The United States Department of Transportation (DOT) reported that there were 673 less highway fatalities in 2017 in comparison to 2016. In fact, the number of deaths resulting from an accident on the highway has dropped in most categories except those involving large trucks; according to the National Highway Traffic Safety Administration (NHTSA).
Their statistics show that fatalities from trucking accidents raised 9% from 2016 to 2017. The NHTSA recognizes these vehicles as a truck with a GVWR higher than 10,000 pounds. This includes both commercial, and non-commercial vehicles. Anything greater than 10,000 pounds enters the tractor-trailer and straight trucks category.

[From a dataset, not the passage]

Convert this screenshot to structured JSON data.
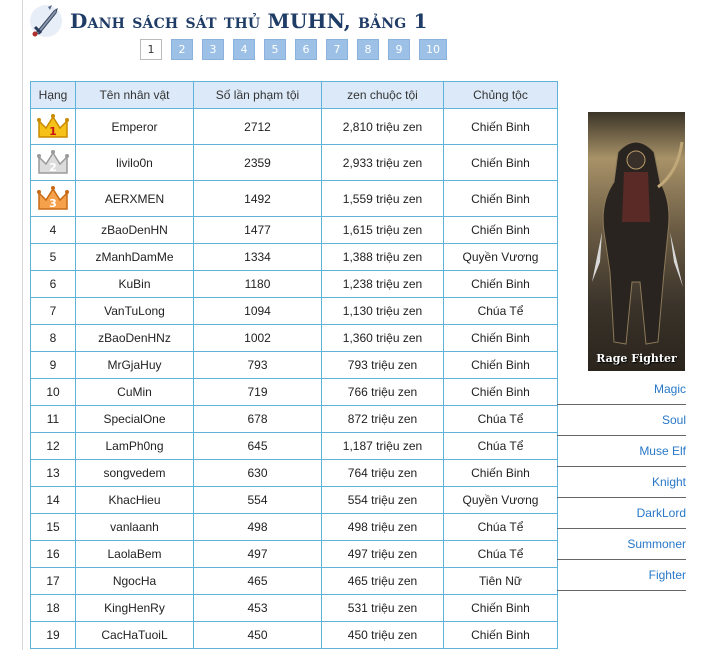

NHTSA reports say that there was a 5.8% increase of fatalities involving tractor-trailers, and an 18.7% raise in single-unit straight truck fatalities. There were, in total, 4,761 large truck deaths in 2017. That is an increase of 392 deaths compared to the 2016 total number. There was also an increase of SUV crash fatalities, going up 3% between 2016 and 2017. Ray Martinez, with the Federal Motor Carrier Safety Administration (FMCSA), stated that failure to wear a seatbelt resulted in a quarter of occupant deaths in accidents involving large trucks.
Although numbers are dropping in several categories, there is still a large number of on-the-road fatalities overall. “The good news is that fatalities are trending downward after increasing for the two previous years. But the tragic news is that 37,133 people lost their lives in motor vehicle crashes in 2017. All of us need to work together to reduce fatalities on the roads,” Elaine Chao, Secretary of Transportation says. “Safety is the Departments number-one priority”.
The NHTSA report is categorized based on vehicle type, location, age, and many other factors. The full report will be available in the fall of 2019. Until then, the NHTSA says it is too soon to form a theory on possible future changes in deaths on our highways.
They have also released an early estimate of reported vehicle deaths for the first six months of 2018. So far, it predicts a 3.1% decrease in traffic deaths. Their rough estimate states that there have been 17,120 highway fatalities in 2018 versus the 17,644 deaths over the same period in 2017.